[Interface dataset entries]
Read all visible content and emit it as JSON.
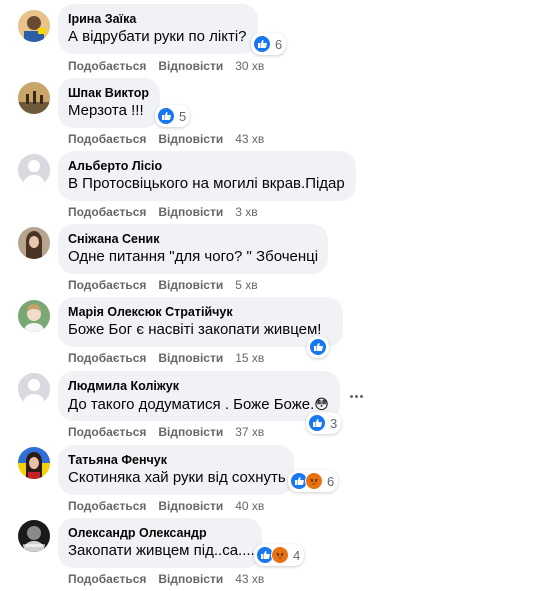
{
  "actions": {
    "like": "Подобається",
    "reply": "Відповісти"
  },
  "colors": {
    "like_blue": "#1877f2",
    "angry_orange": "#e9710f",
    "bubble": "#f0f2f5",
    "muted": "#65676b"
  },
  "comments": [
    {
      "author": "Ірина Заїка",
      "text": "А відрубати руки по лікті?",
      "time": "30 хв",
      "reactions": [
        "like-icon"
      ],
      "count": "6"
    },
    {
      "author": "Шпак Виктор",
      "text": "Мерзота !!!",
      "time": "43 хв",
      "reactions": [
        "like-icon"
      ],
      "count": "5"
    },
    {
      "author": "Альберто Лісіо",
      "text": "В Протосвіцького на могилі вкрав.Підар",
      "time": "3 хв",
      "reactions": [],
      "count": ""
    },
    {
      "author": "Сніжана Сеник",
      "text": "Одне питання \"для чого? \" Збоченці",
      "time": "5 хв",
      "reactions": [],
      "count": ""
    },
    {
      "author": "Марія Олексюк Стратійчук",
      "text": "Боже Бог є насвіті закопати живцем!",
      "time": "15 хв",
      "reactions": [
        "like-icon"
      ],
      "count": ""
    },
    {
      "author": "Людмила Коліжук",
      "text": "До такого додуматися . Боже Боже.",
      "emoji": "😳",
      "time": "37 хв",
      "reactions": [
        "like-icon"
      ],
      "count": "3"
    },
    {
      "author": "Татьяна Фенчук",
      "text": "Скотиняка хай руки від сохнуть",
      "time": "40 хв",
      "reactions": [
        "like-icon",
        "angry-icon"
      ],
      "count": "6"
    },
    {
      "author": "Олександр Олександр",
      "text": "Закопати живцем під..са....",
      "time": "43 хв",
      "reactions": [
        "like-icon",
        "angry-icon"
      ],
      "count": "4"
    }
  ]
}
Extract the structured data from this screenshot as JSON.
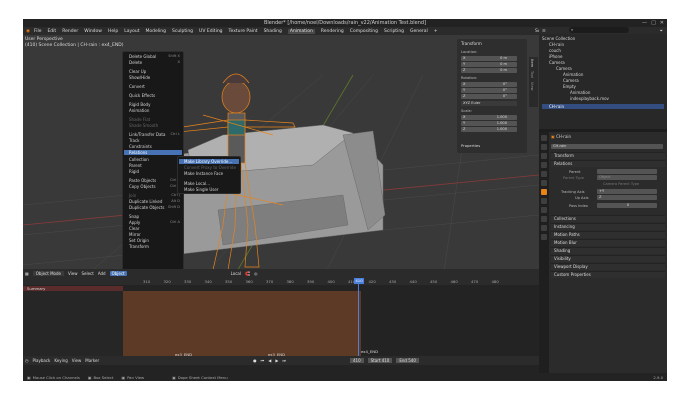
{
  "title": "Blender* [/home/noel/Downloads/rain_v22/Animation Test.blend]",
  "menus": [
    "File",
    "Edit",
    "Render",
    "Window",
    "Help"
  ],
  "workspaces": [
    "Layout",
    "Modeling",
    "Sculpting",
    "UV Editing",
    "Texture Paint",
    "Shading",
    "Animation",
    "Rendering",
    "Compositing",
    "Scripting",
    "General",
    "+"
  ],
  "active_workspace": "Animation",
  "scene": "Scene",
  "view_layer": "View Layer",
  "viewport": {
    "line1": "User Perspective",
    "line2": "(410) Scene Collection | CH-rain : ex4_END)"
  },
  "context_menu": [
    {
      "label": "Delete Global",
      "shortcut": "Shift X"
    },
    {
      "label": "Delete",
      "shortcut": "X"
    },
    {
      "label": "Clear Up",
      "shortcut": ""
    },
    {
      "label": "Show/Hide",
      "shortcut": ""
    },
    {
      "label": "Convert",
      "shortcut": ""
    },
    {
      "label": "Quick Effects",
      "shortcut": ""
    },
    {
      "label": "Rigid Body",
      "shortcut": ""
    },
    {
      "label": "Animation",
      "shortcut": ""
    },
    {
      "label": "Shade Flat",
      "shortcut": ""
    },
    {
      "label": "Shade Smooth",
      "shortcut": ""
    },
    {
      "label": "Link/Transfer Data",
      "shortcut": "Ctrl L"
    },
    {
      "label": "Track",
      "shortcut": ""
    },
    {
      "label": "Constraints",
      "shortcut": ""
    },
    {
      "label": "Relations",
      "shortcut": ""
    },
    {
      "label": "Collection",
      "shortcut": ""
    },
    {
      "label": "Parent",
      "shortcut": ""
    },
    {
      "label": "Rigid",
      "shortcut": ""
    },
    {
      "label": "Paste Objects",
      "shortcut": "Ctrl V"
    },
    {
      "label": "Copy Objects",
      "shortcut": "Ctrl C"
    },
    {
      "label": "Join",
      "shortcut": "Ctrl J"
    },
    {
      "label": "Duplicate Linked",
      "shortcut": "Alt D"
    },
    {
      "label": "Duplicate Objects",
      "shortcut": "Shift D"
    },
    {
      "label": "Snap",
      "shortcut": ""
    },
    {
      "label": "Apply",
      "shortcut": "Ctrl A"
    },
    {
      "label": "Clear",
      "shortcut": ""
    },
    {
      "label": "Mirror",
      "shortcut": ""
    },
    {
      "label": "Set Origin",
      "shortcut": ""
    },
    {
      "label": "Transform",
      "shortcut": ""
    }
  ],
  "submenu": [
    "Make Library Override...",
    "Convert Proxy to Override",
    "Make Instance Face",
    "Make Local...",
    "Make Single User"
  ],
  "npanel": {
    "title": "Transform",
    "location": "Location:",
    "rotation": "Rotation:",
    "scale": "Scale:",
    "xyz": [
      "X",
      "Y",
      "Z"
    ],
    "loc_vals": [
      "0 m",
      "0 m",
      "0 m"
    ],
    "rot_vals": [
      "0°",
      "0°",
      "0°"
    ],
    "rot_mode": "XYZ Euler",
    "scale_vals": [
      "1.000",
      "1.000",
      "1.000"
    ],
    "properties": "Properties",
    "tabs": [
      "Item",
      "Tool",
      "View"
    ]
  },
  "vp_header": {
    "mode": "Object Mode",
    "items": [
      "View",
      "Select",
      "Add",
      "Object"
    ],
    "pivot": "Local"
  },
  "timeline": {
    "ticks": [
      "310",
      "320",
      "330",
      "340",
      "350",
      "360",
      "370",
      "380",
      "390",
      "400",
      "410",
      "420",
      "430",
      "440",
      "450",
      "460",
      "470",
      "480"
    ],
    "current": "410",
    "summary": "Summary",
    "markers": [
      "ex3_END",
      "ex3_END",
      "ex4_END"
    ]
  },
  "playback": {
    "items": [
      "Playback",
      "Keying",
      "View",
      "Marker"
    ],
    "frame": "410",
    "start_label": "Start",
    "start": "410",
    "end_label": "End",
    "end": "540"
  },
  "status": [
    "Mouse Click on Channels",
    "Box Select",
    "Pan View",
    "Dope Sheet Context Menu"
  ],
  "version": "2.9.0",
  "outliner": {
    "title": "Scene Collection",
    "items": [
      "CH-rain",
      "couch",
      "iPhone",
      "Camera",
      "Camera",
      "Animation",
      "Camera",
      "Empty",
      "Animation",
      "indexplayback.mov",
      "CH-rain"
    ]
  },
  "props": {
    "object": "CH-rain",
    "name": "CH-rain",
    "sections": [
      "Transform",
      "Relations",
      "Collections",
      "Instancing",
      "Motion Paths",
      "Motion Blur",
      "Shading",
      "Visibility",
      "Viewport Display",
      "Custom Properties"
    ],
    "parent_label": "Parent",
    "parent_type_label": "Parent Type",
    "parent_type": "Object",
    "camera_parent": "Camera Parent Type",
    "tracking_axis_label": "Tracking Axis",
    "tracking_axis": "+Y",
    "up_axis_label": "Up Axis",
    "up_axis": "Z",
    "pass_index_label": "Pass Index",
    "pass_index": "0"
  }
}
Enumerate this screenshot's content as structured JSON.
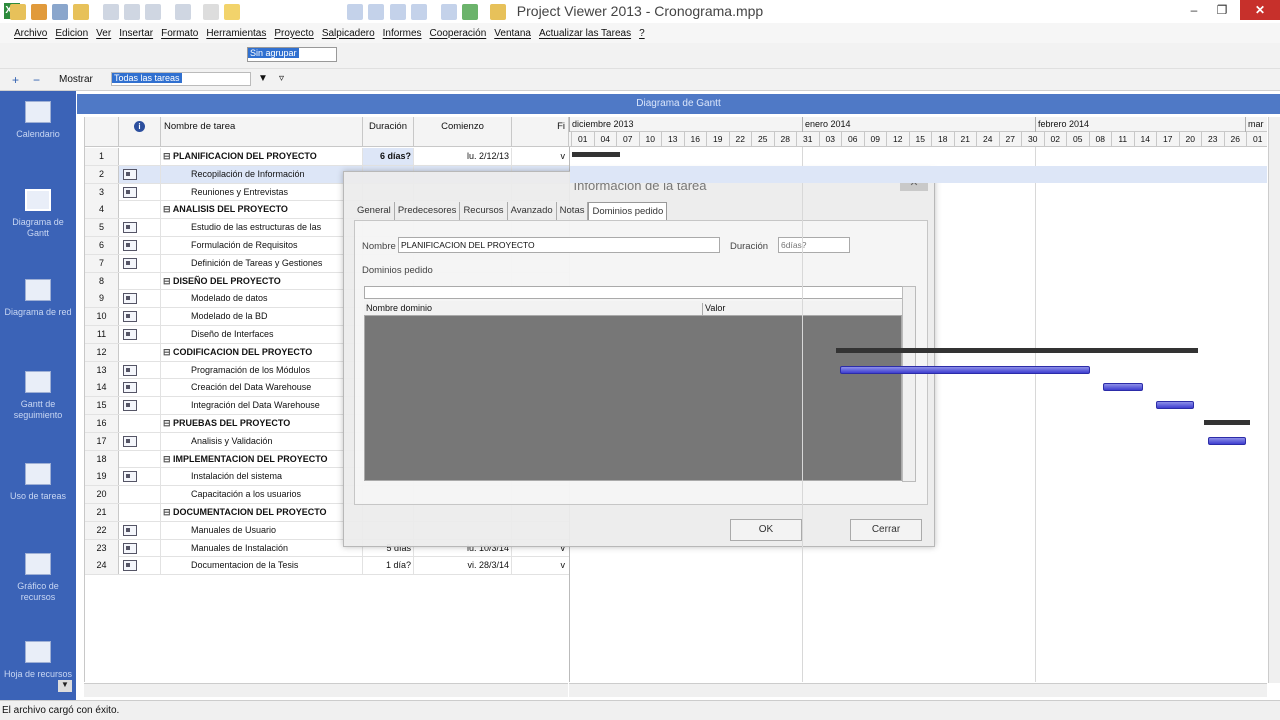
{
  "window": {
    "title": "Project Viewer 2013 - Cronograma.mpp",
    "app_icon": "XV"
  },
  "menu": [
    "Archivo",
    "Edicion",
    "Ver",
    "Insertar",
    "Formato",
    "Herramientas",
    "Proyecto",
    "Salpicadero",
    "Informes",
    "Cooperación",
    "Ventana",
    "Actualizar las Tareas",
    "?"
  ],
  "toolbar": {
    "group_value": "Sin agrupar",
    "show_label": "Mostrar",
    "filter_value": "Todas las tareas"
  },
  "views": [
    "Calendario",
    "Diagrama de Gantt",
    "Diagrama de red",
    "Gantt de seguimiento",
    "Uso de tareas",
    "Gráfico de recursos",
    "Hoja de recursos"
  ],
  "gantt_header": "Diagrama de Gantt",
  "grid": {
    "headers": {
      "id": "",
      "name": "Nombre de tarea",
      "duration": "Duración",
      "start": "Comienzo",
      "finish": "Fi"
    },
    "rows": [
      {
        "id": "1",
        "name": "PLANIFICACION DEL PROYECTO",
        "dur": "6 días?",
        "start": "lu. 2/12/13",
        "fin": "v",
        "summary": true,
        "icon": false
      },
      {
        "id": "2",
        "name": "Recopilación de Información",
        "dur": "",
        "start": "",
        "fin": "",
        "summary": false,
        "icon": true
      },
      {
        "id": "3",
        "name": "Reuniones y Entrevistas",
        "dur": "",
        "start": "",
        "fin": "",
        "summary": false,
        "icon": true
      },
      {
        "id": "4",
        "name": "ANALISIS DEL PROYECTO",
        "dur": "",
        "start": "",
        "fin": "",
        "summary": true,
        "icon": false
      },
      {
        "id": "5",
        "name": "Estudio de las estructuras de las",
        "dur": "",
        "start": "",
        "fin": "",
        "summary": false,
        "icon": true
      },
      {
        "id": "6",
        "name": "Formulación de Requisitos",
        "dur": "",
        "start": "",
        "fin": "",
        "summary": false,
        "icon": true
      },
      {
        "id": "7",
        "name": "Definición de Tareas y Gestiones",
        "dur": "",
        "start": "",
        "fin": "",
        "summary": false,
        "icon": true
      },
      {
        "id": "8",
        "name": "DISEÑO DEL PROYECTO",
        "dur": "",
        "start": "",
        "fin": "",
        "summary": true,
        "icon": false
      },
      {
        "id": "9",
        "name": "Modelado de datos",
        "dur": "",
        "start": "",
        "fin": "",
        "summary": false,
        "icon": true
      },
      {
        "id": "10",
        "name": "Modelado de la BD",
        "dur": "",
        "start": "",
        "fin": "",
        "summary": false,
        "icon": true
      },
      {
        "id": "11",
        "name": "Diseño de Interfaces",
        "dur": "",
        "start": "",
        "fin": "",
        "summary": false,
        "icon": true
      },
      {
        "id": "12",
        "name": "CODIFICACION DEL PROYECTO",
        "dur": "",
        "start": "",
        "fin": "",
        "summary": true,
        "icon": false
      },
      {
        "id": "13",
        "name": "Programación de los Módulos",
        "dur": "",
        "start": "",
        "fin": "",
        "summary": false,
        "icon": true
      },
      {
        "id": "14",
        "name": "Creación del Data Warehouse",
        "dur": "",
        "start": "",
        "fin": "",
        "summary": false,
        "icon": true
      },
      {
        "id": "15",
        "name": "Integración del Data Warehouse",
        "dur": "",
        "start": "",
        "fin": "",
        "summary": false,
        "icon": true
      },
      {
        "id": "16",
        "name": "PRUEBAS DEL PROYECTO",
        "dur": "",
        "start": "",
        "fin": "",
        "summary": true,
        "icon": false
      },
      {
        "id": "17",
        "name": "Analisis y Validación",
        "dur": "",
        "start": "",
        "fin": "",
        "summary": false,
        "icon": true
      },
      {
        "id": "18",
        "name": "IMPLEMENTACION DEL PROYECTO",
        "dur": "",
        "start": "",
        "fin": "",
        "summary": true,
        "icon": false
      },
      {
        "id": "19",
        "name": "Instalación del sistema",
        "dur": "",
        "start": "",
        "fin": "",
        "summary": false,
        "icon": true
      },
      {
        "id": "20",
        "name": "Capacitación a los usuarios",
        "dur": "",
        "start": "",
        "fin": "",
        "summary": false,
        "icon": false
      },
      {
        "id": "21",
        "name": "DOCUMENTACION DEL PROYECTO",
        "dur": "",
        "start": "",
        "fin": "",
        "summary": true,
        "icon": false
      },
      {
        "id": "22",
        "name": "Manuales de Usuario",
        "dur": "",
        "start": "",
        "fin": "",
        "summary": false,
        "icon": true
      },
      {
        "id": "23",
        "name": "Manuales de Instalación",
        "dur": "5 días",
        "start": "lu. 10/3/14",
        "fin": "v",
        "summary": false,
        "icon": true
      },
      {
        "id": "24",
        "name": "Documentacion de la Tesis",
        "dur": "1 día?",
        "start": "vi. 28/3/14",
        "fin": "v",
        "summary": false,
        "icon": true
      }
    ]
  },
  "timescale": {
    "months": [
      "diciembre 2013",
      "enero 2014",
      "febrero 2014",
      "mar"
    ],
    "days": [
      "01",
      "04",
      "07",
      "10",
      "13",
      "16",
      "19",
      "22",
      "25",
      "28",
      "31",
      "03",
      "06",
      "09",
      "12",
      "15",
      "18",
      "21",
      "24",
      "27",
      "30",
      "02",
      "05",
      "08",
      "11",
      "14",
      "17",
      "20",
      "23",
      "26",
      "01"
    ]
  },
  "dialog": {
    "title": "Informacion de la tarea",
    "tabs": [
      "General",
      "Predecesores",
      "Recursos",
      "Avanzado",
      "Notas",
      "Dominios pedido"
    ],
    "name_label": "Nombre",
    "name_value": "PLANIFICACION DEL PROYECTO",
    "duration_label": "Duración",
    "duration_value": "6días?",
    "domains_label": "Dominios pedido",
    "col_domain": "Nombre dominio",
    "col_value": "Valor",
    "ok": "OK",
    "cancel": "Cerrar"
  },
  "status": "El archivo cargó con éxito."
}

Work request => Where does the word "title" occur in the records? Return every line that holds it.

Reply =>
  "title": "Blender* [/home/noel/Downloads/rain_v22/Animation Test.blend]",
    "title": "Transform",
    "title": "Scene Collection",
    "title": "Project Viewer 2013 - Cronograma.mpp",
    "title": "Informacion de la tarea",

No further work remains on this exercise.